I just stumbled across this photograph, taken in October 2010, in Sirte, Libya, at the opening of the “Second Arab-African Summit.”
One source identifies this as an Associated Press photo (can I claim fair use here for the purposes of history discussion?).
I cannot identify all the leaders of nations in this picture, but there, on the front row we see what are the ghosts of history — at least, they are ghosts from our vantage point in October 2011, just one year later.
On the far left of the first row in the photo smiles Tunisian President Zine el-Abidine Ben Ali, now resigned and fled the nation in the first big event of the sweeping broom of freedom we now call Arab Spring; next to him, Yemeni President Ali Abdullah Saleh, who today barely clings to power trying to negotiate his own departure after eight months of protests in his nation. Dominating the center, in his flamboyant robes, Libyan leader Muammar Gaddafi, killed yesterday in the civil war that brought down his 42-years of despotic government a few weeks earlier. Gaddafi’s leaning post is now-ousted-and-on-trial Egyptian President Hosni Mubarak.
Syria’s Bashar al Assad is happy he was not in the center of this group, and hopes that’s a good omen for him — though Assad did attend this event.

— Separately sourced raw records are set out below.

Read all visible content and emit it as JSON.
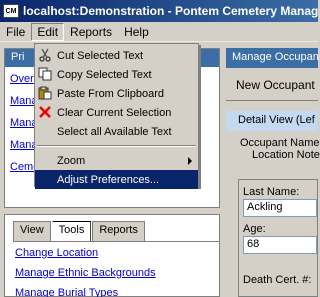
{
  "window": {
    "title": "localhost:Demonstration - Pontem Cemetery Manag",
    "icon": "cm-app-icon"
  },
  "menubar": {
    "items": [
      "File",
      "Edit",
      "Reports",
      "Help"
    ]
  },
  "edit_menu": {
    "items": [
      {
        "label": "Cut Selected Text",
        "icon": "scissors-icon"
      },
      {
        "label": "Copy Selected Text",
        "icon": "copy-icon"
      },
      {
        "label": "Paste From Clipboard",
        "icon": "paste-icon"
      },
      {
        "label": "Clear Current Selection",
        "icon": "red-x-icon"
      },
      {
        "label": "Select all Available Text",
        "icon": ""
      },
      {
        "label": "Zoom",
        "icon": "chevron-right-icon"
      },
      {
        "label": "Adjust Preferences...",
        "icon": ""
      }
    ]
  },
  "left_panel": {
    "header": "Pri",
    "links": [
      "Over",
      "Mana",
      "Mana",
      "Mana",
      "Ceme"
    ]
  },
  "right_panel": {
    "header": "Manage Occupan",
    "new_occupant": "New Occupant",
    "detail_view": "Detail View (Lef",
    "occupant_name_label": "Occupant Name",
    "location_note_label": "Location Note",
    "last_name_label": "Last Name:",
    "last_name_value": "Ackling",
    "age_label": "Age:",
    "age_value": "68",
    "death_cert_label": "Death Cert. #:"
  },
  "bottom_panel": {
    "tabs": [
      "View",
      "Tools",
      "Reports"
    ],
    "selected_tab": "Tools",
    "links": [
      "Change Location",
      "Manage Ethnic Backgrounds",
      "Manage Burial Types"
    ]
  },
  "colors": {
    "titlebar": "#0a246a",
    "highlight": "#0a246a",
    "link": "#0000cc",
    "panel_header": "#3a6ea5"
  }
}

This historic photo above appeared as an illustration to an article by an Arab sociologist bemoaning the dwindling hopes of change in the Arab world, and asking the question: “When will Arabs awaken?” Dr. Mohammad Abdullah Al Mutawa’s article sounds prophetic, now.
When will the pages of history turn? Soon, perhaps, and when we least expect it and when some have lost hope they will turn at all.
Can you help identify others in the photo? Surely there are other photos from this meeting in Sirte, Libya. What do they show?
[…] . . which accompany this now eerie picture. Toppling Dictators in Arab […]